A photojournalist travels to hot spots and war zones to capture a picture and report a story. The job is risky and dangerous. For Canadian Paul Watson. it is also life-altering and haunting. The true story of one moment in time changed his life forever and occurred in Mogadishu, Somalia in 1993 and is preserved for posterity in Dan O’Brien’s moving tribute “The Body of an American” coming to startling life at Hartford Stage until Sunday, January 31.
Bearing witness to the civil war raging in Mogadishu, Watson is appalled by the sight of a mob of 200 dragging the body of an American soldier through the streets of the city, beating and spitting on it. As Watson pauses to frame the image, he clearly hears the voice of the victim, Sergeant William David Cleveland, announce “If you do this, I will own you forever.”
Hearing Cleveland’s voice as a ghost, Watson nevertheless snaps the shutter and takes the photo that will ultimately win him the Pulitzer Prize for Spot News Photography in 1994 and persuade President Clinton to change America’s foreign policy.
Years later playwright Dan O’Brien heard Watson on the NPR radio show Fresh Air, talking about his recently published book “Where War Lives” and reached out to connect by email. Although Watson is loath to return messages, the two start a tentative online conversation. In 2010, O’Brien finds himself traveling to the Arctic to meet the elusive reporter in person and the reality of writing a play about their unusual friendship is finally born.
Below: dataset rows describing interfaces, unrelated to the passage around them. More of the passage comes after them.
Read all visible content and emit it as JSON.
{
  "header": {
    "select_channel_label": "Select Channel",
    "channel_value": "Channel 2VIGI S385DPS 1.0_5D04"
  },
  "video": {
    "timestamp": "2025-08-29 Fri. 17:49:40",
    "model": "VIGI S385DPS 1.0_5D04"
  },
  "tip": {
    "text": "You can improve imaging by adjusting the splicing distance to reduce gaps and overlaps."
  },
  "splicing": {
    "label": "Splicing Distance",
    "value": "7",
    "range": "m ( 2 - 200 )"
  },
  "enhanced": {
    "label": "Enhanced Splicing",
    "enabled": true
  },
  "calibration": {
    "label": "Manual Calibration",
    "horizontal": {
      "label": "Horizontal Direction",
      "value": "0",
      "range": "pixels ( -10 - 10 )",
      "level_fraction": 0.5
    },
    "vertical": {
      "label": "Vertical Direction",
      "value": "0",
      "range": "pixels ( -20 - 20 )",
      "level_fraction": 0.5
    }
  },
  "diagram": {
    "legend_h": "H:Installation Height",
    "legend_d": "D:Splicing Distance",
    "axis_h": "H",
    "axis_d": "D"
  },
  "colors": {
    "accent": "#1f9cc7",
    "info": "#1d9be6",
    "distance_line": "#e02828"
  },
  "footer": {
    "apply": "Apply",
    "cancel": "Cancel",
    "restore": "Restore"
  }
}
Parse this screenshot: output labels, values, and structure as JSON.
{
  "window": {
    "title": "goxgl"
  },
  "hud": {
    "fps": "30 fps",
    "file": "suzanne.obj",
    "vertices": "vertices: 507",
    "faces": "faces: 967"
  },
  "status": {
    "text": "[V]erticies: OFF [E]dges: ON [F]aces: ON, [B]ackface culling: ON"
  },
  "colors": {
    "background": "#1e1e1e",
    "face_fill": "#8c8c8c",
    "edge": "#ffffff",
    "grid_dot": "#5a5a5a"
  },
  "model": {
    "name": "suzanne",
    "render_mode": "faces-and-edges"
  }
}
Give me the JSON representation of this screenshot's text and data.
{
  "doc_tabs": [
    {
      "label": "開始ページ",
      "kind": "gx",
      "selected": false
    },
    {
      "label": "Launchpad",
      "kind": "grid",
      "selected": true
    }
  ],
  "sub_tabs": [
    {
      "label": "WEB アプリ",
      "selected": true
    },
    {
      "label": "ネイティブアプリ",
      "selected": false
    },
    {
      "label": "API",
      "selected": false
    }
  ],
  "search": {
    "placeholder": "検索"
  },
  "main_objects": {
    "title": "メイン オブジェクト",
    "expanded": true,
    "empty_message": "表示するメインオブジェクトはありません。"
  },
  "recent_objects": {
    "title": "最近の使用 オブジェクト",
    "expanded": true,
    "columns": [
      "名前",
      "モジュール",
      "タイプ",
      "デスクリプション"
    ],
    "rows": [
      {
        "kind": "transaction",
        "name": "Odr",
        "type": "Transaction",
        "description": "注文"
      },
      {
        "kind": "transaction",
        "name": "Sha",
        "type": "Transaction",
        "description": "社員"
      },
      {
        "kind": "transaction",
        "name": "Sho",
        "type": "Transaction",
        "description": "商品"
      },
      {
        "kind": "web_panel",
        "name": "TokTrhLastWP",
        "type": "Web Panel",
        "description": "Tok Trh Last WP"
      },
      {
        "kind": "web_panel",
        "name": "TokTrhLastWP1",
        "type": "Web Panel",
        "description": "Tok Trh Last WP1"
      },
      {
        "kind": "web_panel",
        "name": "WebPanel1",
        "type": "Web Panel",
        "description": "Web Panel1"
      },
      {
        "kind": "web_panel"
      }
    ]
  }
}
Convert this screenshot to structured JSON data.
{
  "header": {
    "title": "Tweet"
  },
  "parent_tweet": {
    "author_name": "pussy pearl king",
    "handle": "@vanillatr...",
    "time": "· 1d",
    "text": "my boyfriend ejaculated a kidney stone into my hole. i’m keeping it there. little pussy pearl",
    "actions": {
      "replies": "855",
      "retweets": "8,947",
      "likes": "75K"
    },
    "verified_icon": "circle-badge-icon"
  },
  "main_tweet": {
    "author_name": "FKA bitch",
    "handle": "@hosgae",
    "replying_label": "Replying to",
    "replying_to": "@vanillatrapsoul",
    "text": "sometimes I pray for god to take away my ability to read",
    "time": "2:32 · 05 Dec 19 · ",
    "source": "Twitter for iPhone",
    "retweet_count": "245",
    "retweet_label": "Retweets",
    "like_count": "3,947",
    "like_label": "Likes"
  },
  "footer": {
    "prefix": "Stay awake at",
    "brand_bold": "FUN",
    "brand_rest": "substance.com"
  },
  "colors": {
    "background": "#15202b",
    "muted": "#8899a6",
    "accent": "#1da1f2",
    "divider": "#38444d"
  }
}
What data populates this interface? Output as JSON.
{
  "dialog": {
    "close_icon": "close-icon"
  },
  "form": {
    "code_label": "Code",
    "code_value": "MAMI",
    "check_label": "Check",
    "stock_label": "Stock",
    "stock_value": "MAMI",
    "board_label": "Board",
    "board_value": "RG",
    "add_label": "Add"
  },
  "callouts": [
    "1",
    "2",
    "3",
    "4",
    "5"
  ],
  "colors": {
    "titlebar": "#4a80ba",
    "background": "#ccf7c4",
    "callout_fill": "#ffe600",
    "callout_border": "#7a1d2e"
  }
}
With Michael Cumpsty as Watson and Michael Crane as O’Brien, “The Body of an American” is a shatteringly detailed narrative of the ghosts that trouble both men. Compelling insights are signposts, thanks to the intriguing projects designed by Alex Basco Koch, that mark the journey of the pair as they come to terms with life events. Jo Bonney directs this starkly human tale of ultimate acceptance and redemption.
For tickets ($25 and up), call the Hartford Stage, 50 Church Street, Hartford at 860-527-5151 or online at www.hartfordstage.org. Performances are Tuesday, Wednesday, Thursday and Sunday at 7:30 p.m., Friday and Saturday at 8 p.m. and Saturday and Sunday at 2 p.m.
Come discover how one moment in time, in this case one intensely seared photograph on a psyche, can have lasting repercussions even decades later.